So that is my basic sense what well-crafted means, good storytelling and being well-shot (which is still a pretty ambiguous term to me), which Repulsion has both of. Anything else I'm missing?

Grade: A-

a movie watching challenge

I have yet to check, but if you typed in "365 movies in 365 days" into google I am sure you'd see dozens of similar blogs where people attempt to watch one movie a day for an entire year. It sounded totally awesome in my mind, except that it was way too awesome to be a completely original idea. So, after finally typing said phrase into google it confirmed what I suspected, that I was devoid of any creativity whatsoever. But that won't stop me from trying to do it! I already invested two hours of my day watching a movie and created a new blog so I'm pretty much committed, right? So mark this day, April 21, 2011, down on your calendar as the day I officially start the 365 movies in 365 days challenge. (I could have started it yesterday, but I figured I should start with a real movie and not Mega Shark vs Crocosaurus, not that I won't be watching my share of totally rad movies. Yes, rad, not bad.)
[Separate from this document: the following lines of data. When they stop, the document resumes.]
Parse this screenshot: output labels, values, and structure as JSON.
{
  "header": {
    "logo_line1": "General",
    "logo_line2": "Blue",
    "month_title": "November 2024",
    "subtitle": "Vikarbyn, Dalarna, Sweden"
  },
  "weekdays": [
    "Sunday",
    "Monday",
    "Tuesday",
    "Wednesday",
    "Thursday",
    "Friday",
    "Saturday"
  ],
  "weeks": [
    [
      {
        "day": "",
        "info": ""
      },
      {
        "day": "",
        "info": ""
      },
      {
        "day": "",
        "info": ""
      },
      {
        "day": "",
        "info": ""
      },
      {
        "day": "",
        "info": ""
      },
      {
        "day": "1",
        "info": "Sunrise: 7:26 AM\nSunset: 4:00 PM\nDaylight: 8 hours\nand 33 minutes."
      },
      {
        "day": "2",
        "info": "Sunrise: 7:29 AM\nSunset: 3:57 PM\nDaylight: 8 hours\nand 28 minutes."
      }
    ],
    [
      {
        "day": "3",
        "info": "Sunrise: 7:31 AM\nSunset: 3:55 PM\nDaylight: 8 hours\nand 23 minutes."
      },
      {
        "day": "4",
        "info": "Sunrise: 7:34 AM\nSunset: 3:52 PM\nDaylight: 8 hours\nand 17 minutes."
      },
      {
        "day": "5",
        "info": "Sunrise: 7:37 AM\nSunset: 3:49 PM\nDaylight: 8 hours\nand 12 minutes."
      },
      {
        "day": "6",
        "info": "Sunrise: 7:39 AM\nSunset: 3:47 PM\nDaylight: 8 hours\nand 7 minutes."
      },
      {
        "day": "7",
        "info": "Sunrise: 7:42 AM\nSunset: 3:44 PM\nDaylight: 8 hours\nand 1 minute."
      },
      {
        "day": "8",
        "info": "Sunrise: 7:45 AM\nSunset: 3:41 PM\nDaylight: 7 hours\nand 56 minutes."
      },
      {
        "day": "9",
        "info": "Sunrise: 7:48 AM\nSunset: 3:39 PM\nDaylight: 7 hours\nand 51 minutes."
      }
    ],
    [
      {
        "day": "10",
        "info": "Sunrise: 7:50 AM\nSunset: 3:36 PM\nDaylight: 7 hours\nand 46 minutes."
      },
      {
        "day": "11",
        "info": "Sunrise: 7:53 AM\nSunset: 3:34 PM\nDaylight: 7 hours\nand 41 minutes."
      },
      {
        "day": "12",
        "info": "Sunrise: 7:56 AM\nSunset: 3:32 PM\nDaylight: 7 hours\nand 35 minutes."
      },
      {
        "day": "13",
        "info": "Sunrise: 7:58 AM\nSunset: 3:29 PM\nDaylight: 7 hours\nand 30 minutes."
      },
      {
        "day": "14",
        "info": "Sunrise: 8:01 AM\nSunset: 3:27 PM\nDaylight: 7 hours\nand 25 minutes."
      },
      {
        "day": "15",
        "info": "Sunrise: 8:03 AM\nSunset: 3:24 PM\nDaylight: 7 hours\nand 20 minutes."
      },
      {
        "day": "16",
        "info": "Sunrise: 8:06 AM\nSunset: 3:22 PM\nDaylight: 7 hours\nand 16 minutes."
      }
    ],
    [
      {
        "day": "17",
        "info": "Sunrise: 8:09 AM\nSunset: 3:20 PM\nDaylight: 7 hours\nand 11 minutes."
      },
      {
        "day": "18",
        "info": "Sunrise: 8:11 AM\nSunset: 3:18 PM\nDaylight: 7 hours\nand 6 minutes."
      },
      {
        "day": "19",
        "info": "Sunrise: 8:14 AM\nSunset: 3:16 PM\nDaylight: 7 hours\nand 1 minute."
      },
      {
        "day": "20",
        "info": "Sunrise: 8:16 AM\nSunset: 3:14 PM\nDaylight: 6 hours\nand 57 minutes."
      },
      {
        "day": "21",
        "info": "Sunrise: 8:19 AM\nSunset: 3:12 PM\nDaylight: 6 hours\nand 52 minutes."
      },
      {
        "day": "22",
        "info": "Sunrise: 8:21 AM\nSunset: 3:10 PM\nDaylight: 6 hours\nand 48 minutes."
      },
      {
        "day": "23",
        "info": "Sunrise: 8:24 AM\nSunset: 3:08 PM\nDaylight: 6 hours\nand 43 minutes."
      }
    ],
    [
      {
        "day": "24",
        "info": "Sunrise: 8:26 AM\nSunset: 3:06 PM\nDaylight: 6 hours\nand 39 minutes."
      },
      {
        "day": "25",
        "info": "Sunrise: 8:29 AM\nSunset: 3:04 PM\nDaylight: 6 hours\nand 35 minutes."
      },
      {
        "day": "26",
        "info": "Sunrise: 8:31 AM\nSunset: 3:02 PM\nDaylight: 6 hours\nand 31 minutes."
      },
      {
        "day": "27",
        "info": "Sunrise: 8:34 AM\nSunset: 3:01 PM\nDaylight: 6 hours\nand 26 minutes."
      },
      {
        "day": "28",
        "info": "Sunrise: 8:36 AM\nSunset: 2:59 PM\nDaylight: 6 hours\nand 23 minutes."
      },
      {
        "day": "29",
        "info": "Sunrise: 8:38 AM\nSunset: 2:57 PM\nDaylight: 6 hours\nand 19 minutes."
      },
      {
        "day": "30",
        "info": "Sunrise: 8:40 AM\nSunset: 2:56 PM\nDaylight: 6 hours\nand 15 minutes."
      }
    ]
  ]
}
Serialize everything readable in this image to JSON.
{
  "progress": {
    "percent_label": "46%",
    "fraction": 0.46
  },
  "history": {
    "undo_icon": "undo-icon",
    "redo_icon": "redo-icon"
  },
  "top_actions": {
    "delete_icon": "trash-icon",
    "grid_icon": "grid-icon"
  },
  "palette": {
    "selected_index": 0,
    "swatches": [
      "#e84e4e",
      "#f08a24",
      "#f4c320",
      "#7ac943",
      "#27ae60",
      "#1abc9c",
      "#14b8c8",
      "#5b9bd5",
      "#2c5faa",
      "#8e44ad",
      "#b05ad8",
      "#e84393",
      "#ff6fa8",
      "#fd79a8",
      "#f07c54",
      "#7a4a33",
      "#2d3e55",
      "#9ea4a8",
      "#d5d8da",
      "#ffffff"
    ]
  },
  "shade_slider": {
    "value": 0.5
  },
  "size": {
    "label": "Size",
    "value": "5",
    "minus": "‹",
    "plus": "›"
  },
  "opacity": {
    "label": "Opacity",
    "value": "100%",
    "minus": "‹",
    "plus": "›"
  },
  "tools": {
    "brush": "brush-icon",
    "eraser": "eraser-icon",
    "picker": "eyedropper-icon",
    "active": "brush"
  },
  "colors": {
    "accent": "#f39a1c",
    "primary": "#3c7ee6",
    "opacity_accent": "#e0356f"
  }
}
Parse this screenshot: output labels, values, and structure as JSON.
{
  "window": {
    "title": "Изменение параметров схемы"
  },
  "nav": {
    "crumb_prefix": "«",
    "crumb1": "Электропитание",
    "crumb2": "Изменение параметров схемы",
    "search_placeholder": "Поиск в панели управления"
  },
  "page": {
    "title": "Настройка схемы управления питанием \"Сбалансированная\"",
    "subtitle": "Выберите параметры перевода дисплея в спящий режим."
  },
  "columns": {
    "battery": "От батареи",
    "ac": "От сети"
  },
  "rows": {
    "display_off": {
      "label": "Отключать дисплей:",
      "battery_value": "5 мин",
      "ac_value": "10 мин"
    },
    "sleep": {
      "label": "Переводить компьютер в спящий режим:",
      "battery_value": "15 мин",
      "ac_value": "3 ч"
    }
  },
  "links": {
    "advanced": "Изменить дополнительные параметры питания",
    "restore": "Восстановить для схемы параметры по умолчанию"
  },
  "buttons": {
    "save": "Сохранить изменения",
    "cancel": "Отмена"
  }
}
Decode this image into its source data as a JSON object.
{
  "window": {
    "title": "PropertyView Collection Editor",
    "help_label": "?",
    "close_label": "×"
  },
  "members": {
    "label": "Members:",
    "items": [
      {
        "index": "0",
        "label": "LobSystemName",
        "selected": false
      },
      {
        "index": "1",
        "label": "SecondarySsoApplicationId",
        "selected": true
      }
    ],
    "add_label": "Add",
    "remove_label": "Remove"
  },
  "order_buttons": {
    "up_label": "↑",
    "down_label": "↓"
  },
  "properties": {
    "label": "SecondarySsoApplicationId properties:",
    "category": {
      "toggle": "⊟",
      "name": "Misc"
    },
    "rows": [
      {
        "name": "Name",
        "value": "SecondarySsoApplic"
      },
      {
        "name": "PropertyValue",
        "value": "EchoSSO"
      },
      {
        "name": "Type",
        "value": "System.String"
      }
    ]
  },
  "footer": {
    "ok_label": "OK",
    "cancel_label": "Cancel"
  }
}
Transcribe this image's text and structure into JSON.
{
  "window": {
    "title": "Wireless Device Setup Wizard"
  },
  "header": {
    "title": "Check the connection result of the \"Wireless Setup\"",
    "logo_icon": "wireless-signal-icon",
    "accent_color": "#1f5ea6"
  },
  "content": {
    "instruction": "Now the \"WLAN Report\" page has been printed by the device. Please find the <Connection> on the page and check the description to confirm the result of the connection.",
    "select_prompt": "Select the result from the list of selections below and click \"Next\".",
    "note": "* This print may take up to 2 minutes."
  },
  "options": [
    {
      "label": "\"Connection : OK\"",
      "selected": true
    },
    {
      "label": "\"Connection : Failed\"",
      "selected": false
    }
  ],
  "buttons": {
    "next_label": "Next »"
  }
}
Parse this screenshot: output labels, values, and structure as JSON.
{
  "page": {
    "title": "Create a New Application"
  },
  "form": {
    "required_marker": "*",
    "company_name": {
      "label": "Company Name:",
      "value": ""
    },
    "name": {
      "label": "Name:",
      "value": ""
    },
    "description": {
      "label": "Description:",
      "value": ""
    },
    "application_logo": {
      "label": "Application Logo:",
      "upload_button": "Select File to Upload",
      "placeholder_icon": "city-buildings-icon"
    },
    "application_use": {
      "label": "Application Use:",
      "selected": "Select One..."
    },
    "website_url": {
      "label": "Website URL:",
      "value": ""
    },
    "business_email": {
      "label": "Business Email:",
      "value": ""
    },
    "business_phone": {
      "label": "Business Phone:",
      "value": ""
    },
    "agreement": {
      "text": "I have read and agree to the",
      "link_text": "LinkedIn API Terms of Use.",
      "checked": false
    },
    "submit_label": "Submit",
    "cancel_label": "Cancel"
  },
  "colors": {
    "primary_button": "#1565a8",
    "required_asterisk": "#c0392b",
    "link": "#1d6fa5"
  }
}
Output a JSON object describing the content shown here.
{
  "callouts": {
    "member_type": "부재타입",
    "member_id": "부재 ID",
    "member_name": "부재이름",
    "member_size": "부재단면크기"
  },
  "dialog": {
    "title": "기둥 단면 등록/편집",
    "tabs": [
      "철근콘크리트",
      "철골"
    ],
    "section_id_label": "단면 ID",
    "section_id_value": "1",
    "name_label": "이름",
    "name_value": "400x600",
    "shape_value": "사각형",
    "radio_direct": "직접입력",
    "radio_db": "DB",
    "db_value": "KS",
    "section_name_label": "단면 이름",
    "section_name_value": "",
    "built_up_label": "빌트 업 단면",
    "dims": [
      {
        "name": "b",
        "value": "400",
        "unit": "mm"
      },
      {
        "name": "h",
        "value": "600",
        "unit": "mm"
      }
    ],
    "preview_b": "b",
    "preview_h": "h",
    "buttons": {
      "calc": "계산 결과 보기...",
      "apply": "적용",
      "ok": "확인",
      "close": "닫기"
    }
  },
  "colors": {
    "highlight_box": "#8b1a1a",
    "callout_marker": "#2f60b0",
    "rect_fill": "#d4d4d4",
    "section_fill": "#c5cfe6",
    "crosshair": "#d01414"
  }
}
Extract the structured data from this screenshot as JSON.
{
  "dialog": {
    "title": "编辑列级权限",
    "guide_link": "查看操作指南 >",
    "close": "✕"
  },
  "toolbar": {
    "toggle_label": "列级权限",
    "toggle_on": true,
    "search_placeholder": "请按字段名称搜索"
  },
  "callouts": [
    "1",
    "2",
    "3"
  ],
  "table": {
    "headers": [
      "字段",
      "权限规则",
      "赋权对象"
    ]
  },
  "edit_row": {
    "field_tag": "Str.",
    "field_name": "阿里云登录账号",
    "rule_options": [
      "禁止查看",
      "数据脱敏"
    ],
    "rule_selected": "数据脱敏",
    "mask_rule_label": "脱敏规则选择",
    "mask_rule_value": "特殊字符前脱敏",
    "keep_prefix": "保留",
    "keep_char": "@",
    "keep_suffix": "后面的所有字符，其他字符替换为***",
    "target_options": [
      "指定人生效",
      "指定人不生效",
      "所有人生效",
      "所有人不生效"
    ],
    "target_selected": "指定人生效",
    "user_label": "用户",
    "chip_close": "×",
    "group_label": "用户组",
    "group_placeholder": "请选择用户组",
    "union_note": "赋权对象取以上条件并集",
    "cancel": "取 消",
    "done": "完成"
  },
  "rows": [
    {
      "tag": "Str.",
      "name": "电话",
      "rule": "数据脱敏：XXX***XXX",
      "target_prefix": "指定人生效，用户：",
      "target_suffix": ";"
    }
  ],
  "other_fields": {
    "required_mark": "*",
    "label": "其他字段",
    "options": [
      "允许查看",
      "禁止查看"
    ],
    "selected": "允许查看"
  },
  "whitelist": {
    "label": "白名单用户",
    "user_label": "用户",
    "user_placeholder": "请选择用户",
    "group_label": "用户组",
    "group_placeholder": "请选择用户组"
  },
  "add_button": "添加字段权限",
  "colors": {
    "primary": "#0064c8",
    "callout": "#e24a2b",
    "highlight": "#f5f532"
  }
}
So how is this blog going to be different from the others? Given that I am too lazy to check these other blogs out, I'm just going to make some reasonable assumptions. 1.) The other bloggers are cinephiles, aka film snobs, while I am your average newbie that fell asleep through an entire quarter of African Americans in Cinema. So while they watched Transformers to ridicule Michael Bay, I watched it because robots kick ass. Oh, and Megan Fox. 2.) They are probably good writers who took creative writing in college; I once got an A on an essay I wrote in high school English, no wait, honors English and I haven't written more than four consecutive paragraphs in over five years. 3.) This challenge was difficult at times for them because they had to balance between their stressful job, family, relationships and personal crisises while taking the time to watch movies and write about them. I, on the other hand, have so much free time on my hands that I decided to take on this challenge.

So if you want to read a poorly written, uniformed blog about my daily adventures and random thoughts, I invite you on my journey!